● Your assignment: Copy each line below in which the word "Total" occurs.

***** Data under study *****

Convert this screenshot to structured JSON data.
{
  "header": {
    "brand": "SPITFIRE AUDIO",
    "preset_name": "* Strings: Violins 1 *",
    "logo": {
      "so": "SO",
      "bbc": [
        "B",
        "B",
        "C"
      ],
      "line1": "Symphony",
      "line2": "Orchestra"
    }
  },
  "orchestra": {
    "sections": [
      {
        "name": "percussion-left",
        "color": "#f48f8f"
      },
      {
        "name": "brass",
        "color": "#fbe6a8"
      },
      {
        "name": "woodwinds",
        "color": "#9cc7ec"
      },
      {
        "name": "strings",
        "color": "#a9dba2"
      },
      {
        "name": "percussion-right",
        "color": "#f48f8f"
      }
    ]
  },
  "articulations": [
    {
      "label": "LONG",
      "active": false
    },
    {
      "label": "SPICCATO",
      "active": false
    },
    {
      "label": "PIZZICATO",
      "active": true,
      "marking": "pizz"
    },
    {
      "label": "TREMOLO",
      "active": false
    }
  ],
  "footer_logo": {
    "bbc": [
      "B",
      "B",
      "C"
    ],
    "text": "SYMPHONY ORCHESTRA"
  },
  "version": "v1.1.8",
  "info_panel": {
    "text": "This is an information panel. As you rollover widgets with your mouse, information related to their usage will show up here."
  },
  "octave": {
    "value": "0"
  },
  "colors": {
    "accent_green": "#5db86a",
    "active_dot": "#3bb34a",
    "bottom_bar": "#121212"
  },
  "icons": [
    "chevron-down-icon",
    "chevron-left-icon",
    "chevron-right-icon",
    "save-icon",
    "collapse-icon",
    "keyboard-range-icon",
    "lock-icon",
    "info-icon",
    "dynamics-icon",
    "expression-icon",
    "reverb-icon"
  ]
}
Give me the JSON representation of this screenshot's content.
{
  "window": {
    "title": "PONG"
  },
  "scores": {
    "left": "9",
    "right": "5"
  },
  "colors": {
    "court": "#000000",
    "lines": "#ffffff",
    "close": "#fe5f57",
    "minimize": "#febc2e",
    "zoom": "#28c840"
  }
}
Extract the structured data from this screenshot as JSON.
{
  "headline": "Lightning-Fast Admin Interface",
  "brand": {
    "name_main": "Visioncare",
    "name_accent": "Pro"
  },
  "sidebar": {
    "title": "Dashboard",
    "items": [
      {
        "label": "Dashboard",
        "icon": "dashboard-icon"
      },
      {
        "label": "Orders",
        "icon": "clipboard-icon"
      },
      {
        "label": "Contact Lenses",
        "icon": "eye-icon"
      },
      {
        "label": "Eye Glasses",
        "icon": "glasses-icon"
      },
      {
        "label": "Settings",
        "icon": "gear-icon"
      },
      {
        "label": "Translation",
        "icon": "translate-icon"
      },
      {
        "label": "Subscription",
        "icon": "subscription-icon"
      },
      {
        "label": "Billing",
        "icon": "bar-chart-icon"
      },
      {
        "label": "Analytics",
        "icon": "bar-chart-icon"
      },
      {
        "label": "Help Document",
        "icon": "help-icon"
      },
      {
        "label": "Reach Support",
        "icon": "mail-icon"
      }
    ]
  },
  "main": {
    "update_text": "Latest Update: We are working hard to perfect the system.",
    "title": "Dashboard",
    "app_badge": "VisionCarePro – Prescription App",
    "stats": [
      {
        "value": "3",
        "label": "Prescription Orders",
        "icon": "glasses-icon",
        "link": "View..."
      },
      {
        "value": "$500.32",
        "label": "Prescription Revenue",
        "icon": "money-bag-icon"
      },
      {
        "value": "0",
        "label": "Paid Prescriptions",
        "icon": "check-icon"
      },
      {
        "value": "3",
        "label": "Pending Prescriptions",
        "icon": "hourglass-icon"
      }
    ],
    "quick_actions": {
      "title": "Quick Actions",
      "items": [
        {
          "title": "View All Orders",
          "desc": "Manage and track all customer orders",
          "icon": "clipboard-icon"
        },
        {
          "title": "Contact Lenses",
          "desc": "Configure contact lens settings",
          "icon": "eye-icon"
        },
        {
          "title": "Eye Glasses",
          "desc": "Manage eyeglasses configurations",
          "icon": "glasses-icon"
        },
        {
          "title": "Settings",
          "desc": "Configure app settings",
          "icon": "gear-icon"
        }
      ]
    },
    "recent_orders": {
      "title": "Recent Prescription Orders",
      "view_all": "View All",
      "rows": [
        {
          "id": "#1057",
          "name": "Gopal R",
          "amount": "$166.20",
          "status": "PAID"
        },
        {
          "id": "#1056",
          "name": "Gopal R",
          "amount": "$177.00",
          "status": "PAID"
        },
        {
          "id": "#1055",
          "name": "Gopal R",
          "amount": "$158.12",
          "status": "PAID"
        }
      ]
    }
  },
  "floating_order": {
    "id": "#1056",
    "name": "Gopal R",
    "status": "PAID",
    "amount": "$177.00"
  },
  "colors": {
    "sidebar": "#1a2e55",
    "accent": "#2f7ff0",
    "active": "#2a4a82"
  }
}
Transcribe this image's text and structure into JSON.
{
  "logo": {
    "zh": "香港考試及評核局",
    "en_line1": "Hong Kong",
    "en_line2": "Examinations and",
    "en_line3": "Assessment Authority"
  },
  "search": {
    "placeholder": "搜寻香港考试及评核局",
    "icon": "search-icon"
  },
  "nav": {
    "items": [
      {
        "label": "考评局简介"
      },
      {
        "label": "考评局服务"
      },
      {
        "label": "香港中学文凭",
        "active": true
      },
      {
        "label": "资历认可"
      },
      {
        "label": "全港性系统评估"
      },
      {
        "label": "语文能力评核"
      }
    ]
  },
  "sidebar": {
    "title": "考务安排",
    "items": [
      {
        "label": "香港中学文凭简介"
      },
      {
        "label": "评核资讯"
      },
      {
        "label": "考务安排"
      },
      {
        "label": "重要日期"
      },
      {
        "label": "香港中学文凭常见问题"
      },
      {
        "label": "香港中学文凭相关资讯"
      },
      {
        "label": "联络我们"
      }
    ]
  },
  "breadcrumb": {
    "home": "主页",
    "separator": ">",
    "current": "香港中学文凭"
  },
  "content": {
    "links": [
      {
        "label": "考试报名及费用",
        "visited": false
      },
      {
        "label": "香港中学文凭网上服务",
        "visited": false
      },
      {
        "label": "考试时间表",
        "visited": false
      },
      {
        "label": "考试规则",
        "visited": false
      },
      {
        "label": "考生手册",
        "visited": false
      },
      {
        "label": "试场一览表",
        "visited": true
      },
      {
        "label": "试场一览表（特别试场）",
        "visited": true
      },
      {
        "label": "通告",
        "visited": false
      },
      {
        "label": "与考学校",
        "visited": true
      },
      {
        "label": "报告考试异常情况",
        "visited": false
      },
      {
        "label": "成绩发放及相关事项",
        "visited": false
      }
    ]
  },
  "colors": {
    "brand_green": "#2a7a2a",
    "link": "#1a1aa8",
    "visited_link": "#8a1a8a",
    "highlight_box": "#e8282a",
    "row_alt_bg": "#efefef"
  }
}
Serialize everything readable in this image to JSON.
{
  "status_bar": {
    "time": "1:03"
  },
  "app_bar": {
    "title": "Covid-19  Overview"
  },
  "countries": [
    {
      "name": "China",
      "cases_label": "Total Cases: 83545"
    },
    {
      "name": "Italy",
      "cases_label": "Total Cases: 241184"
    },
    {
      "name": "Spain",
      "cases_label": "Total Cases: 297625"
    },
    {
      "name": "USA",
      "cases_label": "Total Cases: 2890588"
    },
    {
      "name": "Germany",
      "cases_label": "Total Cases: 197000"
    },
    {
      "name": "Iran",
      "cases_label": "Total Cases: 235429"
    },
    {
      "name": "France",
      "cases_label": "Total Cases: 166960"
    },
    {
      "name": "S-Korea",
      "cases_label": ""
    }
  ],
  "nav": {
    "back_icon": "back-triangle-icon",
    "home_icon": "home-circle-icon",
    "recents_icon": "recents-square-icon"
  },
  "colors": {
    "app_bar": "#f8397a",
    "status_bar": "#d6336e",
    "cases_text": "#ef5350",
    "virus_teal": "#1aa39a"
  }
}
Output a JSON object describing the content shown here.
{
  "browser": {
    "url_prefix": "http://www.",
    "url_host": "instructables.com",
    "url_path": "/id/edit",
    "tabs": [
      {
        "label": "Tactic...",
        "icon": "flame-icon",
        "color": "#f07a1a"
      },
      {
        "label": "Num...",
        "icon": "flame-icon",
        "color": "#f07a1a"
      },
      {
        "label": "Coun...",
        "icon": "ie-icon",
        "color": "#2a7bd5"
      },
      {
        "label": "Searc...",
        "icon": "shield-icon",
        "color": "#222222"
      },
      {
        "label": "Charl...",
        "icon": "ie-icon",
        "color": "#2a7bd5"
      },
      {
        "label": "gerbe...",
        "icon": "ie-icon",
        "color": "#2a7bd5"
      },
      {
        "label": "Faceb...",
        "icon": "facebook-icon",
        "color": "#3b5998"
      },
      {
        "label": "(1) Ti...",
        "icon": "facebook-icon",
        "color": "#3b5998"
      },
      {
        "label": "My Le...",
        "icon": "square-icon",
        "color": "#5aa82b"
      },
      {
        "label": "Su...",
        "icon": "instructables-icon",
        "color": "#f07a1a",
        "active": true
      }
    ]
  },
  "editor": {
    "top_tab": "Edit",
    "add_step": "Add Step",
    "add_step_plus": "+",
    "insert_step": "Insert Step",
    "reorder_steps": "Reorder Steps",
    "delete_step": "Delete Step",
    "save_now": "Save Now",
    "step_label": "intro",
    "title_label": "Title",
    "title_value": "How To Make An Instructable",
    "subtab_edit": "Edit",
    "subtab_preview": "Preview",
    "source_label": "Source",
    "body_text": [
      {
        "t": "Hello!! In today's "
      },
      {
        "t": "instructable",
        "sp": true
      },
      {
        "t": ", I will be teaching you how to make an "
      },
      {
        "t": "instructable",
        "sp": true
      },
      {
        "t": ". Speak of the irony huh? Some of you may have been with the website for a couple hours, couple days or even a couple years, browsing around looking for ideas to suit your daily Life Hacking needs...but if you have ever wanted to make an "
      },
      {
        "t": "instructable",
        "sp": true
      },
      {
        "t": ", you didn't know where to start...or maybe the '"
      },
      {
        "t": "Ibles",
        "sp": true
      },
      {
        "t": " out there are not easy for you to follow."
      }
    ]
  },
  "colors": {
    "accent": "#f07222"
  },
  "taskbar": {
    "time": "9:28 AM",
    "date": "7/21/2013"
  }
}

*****

● Written answer:
      "cases_label": "Total Cases: 83545"
      "cases_label": "Total Cases: 241184"
      "cases_label": "Total Cases: 297625"
      "cases_label": "Total Cases: 2890588"
      "cases_label": "Total Cases: 197000"
      "cases_label": "Total Cases: 235429"
      "cases_label": "Total Cases: 166960"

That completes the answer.